Content starts

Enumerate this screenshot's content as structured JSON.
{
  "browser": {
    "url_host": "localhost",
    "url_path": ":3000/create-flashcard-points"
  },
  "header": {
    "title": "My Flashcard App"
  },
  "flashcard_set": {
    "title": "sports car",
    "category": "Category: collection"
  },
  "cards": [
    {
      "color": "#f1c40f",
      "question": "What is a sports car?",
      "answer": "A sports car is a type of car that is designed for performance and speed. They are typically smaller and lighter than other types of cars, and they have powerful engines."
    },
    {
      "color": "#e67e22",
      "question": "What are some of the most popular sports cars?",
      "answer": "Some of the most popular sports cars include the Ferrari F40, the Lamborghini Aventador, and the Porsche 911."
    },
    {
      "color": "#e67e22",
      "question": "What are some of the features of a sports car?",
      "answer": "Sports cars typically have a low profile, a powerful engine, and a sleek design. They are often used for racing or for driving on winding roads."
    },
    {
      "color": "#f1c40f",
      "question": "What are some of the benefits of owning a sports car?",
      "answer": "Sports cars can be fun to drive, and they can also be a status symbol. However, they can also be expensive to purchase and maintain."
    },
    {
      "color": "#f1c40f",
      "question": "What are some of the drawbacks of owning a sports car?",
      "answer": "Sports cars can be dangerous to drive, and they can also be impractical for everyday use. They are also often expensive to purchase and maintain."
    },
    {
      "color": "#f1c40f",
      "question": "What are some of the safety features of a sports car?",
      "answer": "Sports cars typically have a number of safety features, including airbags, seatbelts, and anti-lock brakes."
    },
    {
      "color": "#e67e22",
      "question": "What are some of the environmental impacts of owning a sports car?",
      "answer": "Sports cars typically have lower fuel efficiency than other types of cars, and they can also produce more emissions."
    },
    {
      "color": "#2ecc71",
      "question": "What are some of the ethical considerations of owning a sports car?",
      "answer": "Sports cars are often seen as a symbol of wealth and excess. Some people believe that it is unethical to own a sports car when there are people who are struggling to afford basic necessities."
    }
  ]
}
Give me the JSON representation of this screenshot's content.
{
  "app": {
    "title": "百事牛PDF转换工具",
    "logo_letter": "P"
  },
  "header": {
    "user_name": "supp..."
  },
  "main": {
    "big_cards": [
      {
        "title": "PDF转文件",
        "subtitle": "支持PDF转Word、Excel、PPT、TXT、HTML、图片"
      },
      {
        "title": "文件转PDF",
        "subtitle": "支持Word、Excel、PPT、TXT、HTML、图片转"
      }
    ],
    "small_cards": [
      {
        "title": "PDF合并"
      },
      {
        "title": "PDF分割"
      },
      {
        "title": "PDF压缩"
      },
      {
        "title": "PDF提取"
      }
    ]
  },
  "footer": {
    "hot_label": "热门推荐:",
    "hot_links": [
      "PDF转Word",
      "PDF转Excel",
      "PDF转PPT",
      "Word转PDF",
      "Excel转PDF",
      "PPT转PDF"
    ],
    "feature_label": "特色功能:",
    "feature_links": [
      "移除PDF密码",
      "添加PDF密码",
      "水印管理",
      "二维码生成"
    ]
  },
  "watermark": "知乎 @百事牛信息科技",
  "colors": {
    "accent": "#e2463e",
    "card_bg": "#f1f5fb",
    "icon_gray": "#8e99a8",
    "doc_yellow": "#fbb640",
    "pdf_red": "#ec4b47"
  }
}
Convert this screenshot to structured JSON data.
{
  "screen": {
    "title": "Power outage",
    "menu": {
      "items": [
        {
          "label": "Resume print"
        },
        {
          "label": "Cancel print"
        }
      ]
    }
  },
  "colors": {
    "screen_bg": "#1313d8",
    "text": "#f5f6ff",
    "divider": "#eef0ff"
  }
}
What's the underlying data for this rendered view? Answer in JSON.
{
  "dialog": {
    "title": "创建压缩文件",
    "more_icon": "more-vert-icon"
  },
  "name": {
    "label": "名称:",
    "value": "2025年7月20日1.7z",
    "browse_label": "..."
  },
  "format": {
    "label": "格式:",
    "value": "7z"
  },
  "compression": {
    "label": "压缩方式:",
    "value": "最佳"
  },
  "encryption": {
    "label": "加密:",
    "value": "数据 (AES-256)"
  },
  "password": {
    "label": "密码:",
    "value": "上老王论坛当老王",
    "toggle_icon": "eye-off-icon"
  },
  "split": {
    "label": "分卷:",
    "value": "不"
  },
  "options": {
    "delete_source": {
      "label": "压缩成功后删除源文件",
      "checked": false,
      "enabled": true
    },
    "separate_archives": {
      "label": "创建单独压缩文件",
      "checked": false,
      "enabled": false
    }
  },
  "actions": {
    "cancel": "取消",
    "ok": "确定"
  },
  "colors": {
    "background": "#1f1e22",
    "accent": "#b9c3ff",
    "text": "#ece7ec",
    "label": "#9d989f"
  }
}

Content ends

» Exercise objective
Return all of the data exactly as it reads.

» Task answer
Enumerate this screenshot's content as structured JSON.
{
  "browser": {
    "url_host": "localhost",
    "url_path": ":3000/create-flashcard-points"
  },
  "header": {
    "title": "My Flashcard App"
  },
  "flashcard_set": {
    "title": "sports car",
    "category": "Category: collection"
  },
  "cards": [
    {
      "color": "#f1c40f",
      "question": "What is a sports car?",
      "answer": "A sports car is a type of car that is designed for performance and speed. They are typically smaller and lighter than other types of cars, and they have powerful engines."
    },
    {
      "color": "#e67e22",
      "question": "What are some of the most popular sports cars?",
      "answer": "Some of the most popular sports cars include the Ferrari F40, the Lamborghini Aventador, and the Porsche 911."
    },
    {
      "color": "#e67e22",
      "question": "What are some of the features of a sports car?",
      "answer": "Sports cars typically have a low profile, a powerful engine, and a sleek design. They are often used for racing or for driving on winding roads."
    },
    {
      "color": "#f1c40f",
      "question": "What are some of the benefits of owning a sports car?",
      "answer": "Sports cars can be fun to drive, and they can also be a status symbol. However, they can also be expensive to purchase and maintain."
    },
    {
      "color": "#f1c40f",
      "question": "What are some of the drawbacks of owning a sports car?",
      "answer": "Sports cars can be dangerous to drive, and they can also be impractical for everyday use. They are also often expensive to purchase and maintain."
    },
    {
      "color": "#f1c40f",
      "question": "What are some of the safety features of a sports car?",
      "answer": "Sports cars typically have a number of safety features, including airbags, seatbelts, and anti-lock brakes."
    },
    {
      "color": "#e67e22",
      "question": "What are some of the environmental impacts of owning a sports car?",
      "answer": "Sports cars typically have lower fuel efficiency than other types of cars, and they can also produce more emissions."
    },
    {
      "color": "#2ecc71",
      "question": "What are some of the ethical considerations of owning a sports car?",
      "answer": "Sports cars are often seen as a symbol of wealth and excess. Some people believe that it is unethical to own a sports car when there are people who are struggling to afford basic necessities."
    }
  ]
}
Give me the JSON representation of this screenshot's content.
{
  "app": {
    "title": "百事牛PDF转换工具",
    "logo_letter": "P"
  },
  "header": {
    "user_name": "supp..."
  },
  "main": {
    "big_cards": [
      {
        "title": "PDF转文件",
        "subtitle": "支持PDF转Word、Excel、PPT、TXT、HTML、图片"
      },
      {
        "title": "文件转PDF",
        "subtitle": "支持Word、Excel、PPT、TXT、HTML、图片转"
      }
    ],
    "small_cards": [
      {
        "title": "PDF合并"
      },
      {
        "title": "PDF分割"
      },
      {
        "title": "PDF压缩"
      },
      {
        "title": "PDF提取"
      }
    ]
  },
  "footer": {
    "hot_label": "热门推荐:",
    "hot_links": [
      "PDF转Word",
      "PDF转Excel",
      "PDF转PPT",
      "Word转PDF",
      "Excel转PDF",
      "PPT转PDF"
    ],
    "feature_label": "特色功能:",
    "feature_links": [
      "移除PDF密码",
      "添加PDF密码",
      "水印管理",
      "二维码生成"
    ]
  },
  "watermark": "知乎 @百事牛信息科技",
  "colors": {
    "accent": "#e2463e",
    "card_bg": "#f1f5fb",
    "icon_gray": "#8e99a8",
    "doc_yellow": "#fbb640",
    "pdf_red": "#ec4b47"
  }
}
Convert this screenshot to structured JSON data.
{
  "screen": {
    "title": "Power outage",
    "menu": {
      "items": [
        {
          "label": "Resume print"
        },
        {
          "label": "Cancel print"
        }
      ]
    }
  },
  "colors": {
    "screen_bg": "#1313d8",
    "text": "#f5f6ff",
    "divider": "#eef0ff"
  }
}
What's the underlying data for this rendered view? Answer in JSON.
{
  "dialog": {
    "title": "创建压缩文件",
    "more_icon": "more-vert-icon"
  },
  "name": {
    "label": "名称:",
    "value": "2025年7月20日1.7z",
    "browse_label": "..."
  },
  "format": {
    "label": "格式:",
    "value": "7z"
  },
  "compression": {
    "label": "压缩方式:",
    "value": "最佳"
  },
  "encryption": {
    "label": "加密:",
    "value": "数据 (AES-256)"
  },
  "password": {
    "label": "密码:",
    "value": "上老王论坛当老王",
    "toggle_icon": "eye-off-icon"
  },
  "split": {
    "label": "分卷:",
    "value": "不"
  },
  "options": {
    "delete_source": {
      "label": "压缩成功后删除源文件",
      "checked": false,
      "enabled": true
    },
    "separate_archives": {
      "label": "创建单独压缩文件",
      "checked": false,
      "enabled": false
    }
  },
  "actions": {
    "cancel": "取消",
    "ok": "确定"
  },
  "colors": {
    "background": "#1f1e22",
    "accent": "#b9c3ff",
    "text": "#ece7ec",
    "label": "#9d989f"
  }
}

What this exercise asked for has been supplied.